Reverend Matt Tittle is a retired UU parish minister who now does this and that for UU organizations and individuals, mostly in Texas. We share a lot on Facebook, where he posted this reflection:
Here is my two cents on the new UUA logo. Artistically and aesthetically, I’m not a fan, but that is neither here nor there. I understand and support branding and marketing in religion, as long as it comes with a theological and relational foundation. But I only see a promise that that foundation will be rolled out based on popular opinion about “who we are, what we do, and why it matters.” At least that’s what is currently on the homepage of UUA.org. Any other more deeply buried official explanation is simply a reinforcement of our verbosity and insider culture, neither of which are good marketing or religion. For now–just a logo. We shouldn’t be surprised that it’s going to rile people up. It’s an empty container. We don’t yet know what the UUA plans to put into the container. Nor does the container have a label, so no one will be able to tell what’s in it once it’s there.
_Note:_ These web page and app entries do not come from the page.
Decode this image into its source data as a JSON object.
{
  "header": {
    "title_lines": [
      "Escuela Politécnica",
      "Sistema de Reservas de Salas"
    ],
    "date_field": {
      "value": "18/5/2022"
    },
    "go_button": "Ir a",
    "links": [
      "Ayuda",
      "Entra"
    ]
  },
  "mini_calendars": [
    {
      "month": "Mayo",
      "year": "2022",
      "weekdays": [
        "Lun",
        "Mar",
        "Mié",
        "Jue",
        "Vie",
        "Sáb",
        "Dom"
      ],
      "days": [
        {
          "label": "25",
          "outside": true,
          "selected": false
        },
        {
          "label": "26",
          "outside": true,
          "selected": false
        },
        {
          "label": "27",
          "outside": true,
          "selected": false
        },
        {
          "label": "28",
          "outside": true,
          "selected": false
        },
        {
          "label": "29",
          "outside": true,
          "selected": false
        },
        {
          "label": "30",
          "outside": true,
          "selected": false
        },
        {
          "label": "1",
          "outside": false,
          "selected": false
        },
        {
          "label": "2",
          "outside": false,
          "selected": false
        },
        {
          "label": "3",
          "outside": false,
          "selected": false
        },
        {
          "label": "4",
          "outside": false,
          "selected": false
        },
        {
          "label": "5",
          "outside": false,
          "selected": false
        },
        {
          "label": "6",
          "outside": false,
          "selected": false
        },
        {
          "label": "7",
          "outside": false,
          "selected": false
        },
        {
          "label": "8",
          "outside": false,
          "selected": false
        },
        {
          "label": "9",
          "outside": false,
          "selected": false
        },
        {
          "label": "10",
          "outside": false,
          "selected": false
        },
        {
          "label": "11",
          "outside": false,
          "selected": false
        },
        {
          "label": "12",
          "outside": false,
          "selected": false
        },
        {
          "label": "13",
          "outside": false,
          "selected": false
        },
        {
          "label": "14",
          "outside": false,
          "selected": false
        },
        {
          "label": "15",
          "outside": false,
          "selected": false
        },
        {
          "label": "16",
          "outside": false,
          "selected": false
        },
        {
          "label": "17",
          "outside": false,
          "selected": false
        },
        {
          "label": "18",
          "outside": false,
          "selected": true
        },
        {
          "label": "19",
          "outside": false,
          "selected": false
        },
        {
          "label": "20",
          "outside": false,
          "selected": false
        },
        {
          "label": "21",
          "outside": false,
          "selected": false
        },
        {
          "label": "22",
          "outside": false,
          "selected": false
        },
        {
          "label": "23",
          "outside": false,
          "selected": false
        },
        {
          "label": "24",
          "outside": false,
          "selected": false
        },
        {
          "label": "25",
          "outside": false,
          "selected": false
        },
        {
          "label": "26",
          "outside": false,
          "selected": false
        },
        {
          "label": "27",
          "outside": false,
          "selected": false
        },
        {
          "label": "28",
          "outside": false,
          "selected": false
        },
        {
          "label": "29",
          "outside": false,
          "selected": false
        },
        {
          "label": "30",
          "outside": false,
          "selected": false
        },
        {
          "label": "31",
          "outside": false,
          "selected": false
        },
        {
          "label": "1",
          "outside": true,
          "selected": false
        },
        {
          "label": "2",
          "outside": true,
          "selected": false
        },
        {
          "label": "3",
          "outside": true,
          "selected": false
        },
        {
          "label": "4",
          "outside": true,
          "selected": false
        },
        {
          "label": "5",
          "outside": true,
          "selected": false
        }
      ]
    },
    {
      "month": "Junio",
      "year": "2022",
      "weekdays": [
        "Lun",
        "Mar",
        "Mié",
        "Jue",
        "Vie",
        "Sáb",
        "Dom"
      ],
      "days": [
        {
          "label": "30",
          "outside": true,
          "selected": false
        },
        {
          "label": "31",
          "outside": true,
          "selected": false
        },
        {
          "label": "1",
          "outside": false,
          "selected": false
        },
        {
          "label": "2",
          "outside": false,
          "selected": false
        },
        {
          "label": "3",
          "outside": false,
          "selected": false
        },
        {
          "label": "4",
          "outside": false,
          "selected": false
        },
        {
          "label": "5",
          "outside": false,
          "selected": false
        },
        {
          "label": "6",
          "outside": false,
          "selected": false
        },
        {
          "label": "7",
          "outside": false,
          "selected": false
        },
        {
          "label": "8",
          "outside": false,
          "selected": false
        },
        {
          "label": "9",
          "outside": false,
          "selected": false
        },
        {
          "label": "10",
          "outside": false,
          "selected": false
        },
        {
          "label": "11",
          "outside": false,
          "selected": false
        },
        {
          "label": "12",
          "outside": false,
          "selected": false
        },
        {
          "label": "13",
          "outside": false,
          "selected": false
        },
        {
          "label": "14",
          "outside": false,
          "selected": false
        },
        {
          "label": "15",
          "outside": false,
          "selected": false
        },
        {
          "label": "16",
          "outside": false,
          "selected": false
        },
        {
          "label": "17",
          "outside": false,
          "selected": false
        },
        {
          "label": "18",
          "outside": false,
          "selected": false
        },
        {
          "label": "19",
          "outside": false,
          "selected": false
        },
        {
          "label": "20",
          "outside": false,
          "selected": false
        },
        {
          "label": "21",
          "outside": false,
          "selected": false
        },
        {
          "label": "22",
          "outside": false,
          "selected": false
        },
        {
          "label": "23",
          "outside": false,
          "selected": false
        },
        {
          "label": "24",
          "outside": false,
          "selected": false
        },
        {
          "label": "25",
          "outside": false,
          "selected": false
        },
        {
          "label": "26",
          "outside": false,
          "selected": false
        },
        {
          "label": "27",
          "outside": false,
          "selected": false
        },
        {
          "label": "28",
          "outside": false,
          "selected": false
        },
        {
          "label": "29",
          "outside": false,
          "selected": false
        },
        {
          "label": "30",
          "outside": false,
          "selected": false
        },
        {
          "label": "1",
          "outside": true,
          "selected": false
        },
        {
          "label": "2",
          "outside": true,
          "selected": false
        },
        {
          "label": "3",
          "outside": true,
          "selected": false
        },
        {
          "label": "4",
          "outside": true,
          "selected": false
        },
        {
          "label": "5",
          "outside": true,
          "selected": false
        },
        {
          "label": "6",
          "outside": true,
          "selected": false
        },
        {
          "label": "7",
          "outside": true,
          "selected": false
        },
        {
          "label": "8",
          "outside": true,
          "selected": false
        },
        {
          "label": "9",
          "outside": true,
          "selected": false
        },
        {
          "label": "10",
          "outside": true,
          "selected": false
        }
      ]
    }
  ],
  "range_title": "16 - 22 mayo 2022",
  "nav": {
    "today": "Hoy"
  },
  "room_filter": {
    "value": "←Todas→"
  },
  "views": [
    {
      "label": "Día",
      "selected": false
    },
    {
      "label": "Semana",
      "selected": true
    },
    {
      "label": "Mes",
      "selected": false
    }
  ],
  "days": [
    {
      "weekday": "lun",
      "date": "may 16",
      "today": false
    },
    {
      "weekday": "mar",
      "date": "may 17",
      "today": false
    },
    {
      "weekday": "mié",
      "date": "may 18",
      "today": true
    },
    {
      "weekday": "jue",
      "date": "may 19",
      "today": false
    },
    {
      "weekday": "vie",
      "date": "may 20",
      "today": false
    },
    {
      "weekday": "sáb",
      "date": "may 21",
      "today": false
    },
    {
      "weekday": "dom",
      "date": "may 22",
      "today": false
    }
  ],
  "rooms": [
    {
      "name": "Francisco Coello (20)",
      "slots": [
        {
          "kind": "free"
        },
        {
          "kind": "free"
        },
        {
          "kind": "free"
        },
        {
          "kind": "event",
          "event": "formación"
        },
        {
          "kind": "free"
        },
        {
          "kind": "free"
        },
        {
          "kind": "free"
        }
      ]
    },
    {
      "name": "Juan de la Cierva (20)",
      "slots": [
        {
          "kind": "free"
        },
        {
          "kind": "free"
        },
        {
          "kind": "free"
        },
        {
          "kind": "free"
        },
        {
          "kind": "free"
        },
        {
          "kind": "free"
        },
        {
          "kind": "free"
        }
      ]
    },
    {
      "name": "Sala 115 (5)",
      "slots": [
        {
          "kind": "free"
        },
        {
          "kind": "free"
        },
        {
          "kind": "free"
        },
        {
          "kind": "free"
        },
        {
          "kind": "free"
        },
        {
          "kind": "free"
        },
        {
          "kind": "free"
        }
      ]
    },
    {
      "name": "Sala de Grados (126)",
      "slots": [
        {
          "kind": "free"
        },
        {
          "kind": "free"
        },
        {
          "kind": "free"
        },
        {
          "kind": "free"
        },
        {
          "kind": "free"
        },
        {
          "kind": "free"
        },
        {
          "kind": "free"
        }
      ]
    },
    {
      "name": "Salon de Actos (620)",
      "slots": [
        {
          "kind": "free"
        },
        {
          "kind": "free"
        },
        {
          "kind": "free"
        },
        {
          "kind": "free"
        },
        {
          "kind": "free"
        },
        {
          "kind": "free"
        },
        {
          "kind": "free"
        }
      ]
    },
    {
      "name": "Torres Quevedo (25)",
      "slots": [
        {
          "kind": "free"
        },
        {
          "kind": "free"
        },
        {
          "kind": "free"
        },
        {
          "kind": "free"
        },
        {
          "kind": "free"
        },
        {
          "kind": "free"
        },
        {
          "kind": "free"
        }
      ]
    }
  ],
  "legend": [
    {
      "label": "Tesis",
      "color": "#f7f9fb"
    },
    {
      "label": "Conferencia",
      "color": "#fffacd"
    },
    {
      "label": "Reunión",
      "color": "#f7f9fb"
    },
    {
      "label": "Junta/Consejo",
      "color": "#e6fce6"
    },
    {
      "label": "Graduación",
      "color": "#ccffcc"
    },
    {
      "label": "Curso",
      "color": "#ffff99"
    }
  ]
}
This all would have been more effective if rolled out at the UUA General Assembly, with in-person explanation and discussion of its foundation, importance, and potential impact. I’m guessing this partial rollout was designed to coincide with the UUA headquarters moving across town. But the congregations don’t really care about that move. In my experience, what the rank and file members of our congregations constantly struggle with is how to share the good news of UUism, let alone what to share. This logo, by itself, won’t solve that. An explanation of the strategy to attract the “nones” (not a very viable strategy in my opinion, but that’s another post altogether) will not solve that because it’s like getting converted vegans to return to the life of an omnivore. Even answers to the questions of who we are, what we do, and why it matters won’t solve that.
For better or worse, we are congregationalists. Our congregations have a strong and accurate belief that the UUA headquarters can’t tell them what to do, and a mistaken belief that the same headquarters is trying to do just that. The UUA needs to work on how to overcome the latter. If this new branding is an attempt to overcome that mistaken belief, I don’t think it’s very effective, and is probably counterproductive.
I propose three different questions for the UUA:
1) What is the theological foundation of Unitarian Universalism?
2) How has it transformed and evolved over time (which it must if we believe that revelation is continuous)?
3) How do we communicate our good news both to our congregations and to the broader communities surrounding them?
I also propose that these questions don’t have specific answers, but that they spark additional and continuous conversation and revelation.
I think of the current taglines of Scientology and the United Church of Christ. Strange bedfellows, to be sure, but both of which have done a better job than the UUA in spreading their good news. Scientology has “spiritual technology.” Huh? Exactly! This simple tagline evokes the question, “What does that mean?” I expect they are trying to appeal primarily to millennials for whom both of these words have deep meaning. The UCC tagline is “God is still speaking.” A declaration which probably appeals to a wider demographic, but which evokes the equally salient question, “What is God saying?” The real genius here lies in the dual reality that each person needs to decide that for themselves, and that it expresses the theology of continuous revelation.
What is our evocative tagline? What grounds the new logo? What good news will come from this most recent attempt to explain ourselves and to create a “just and loving community?”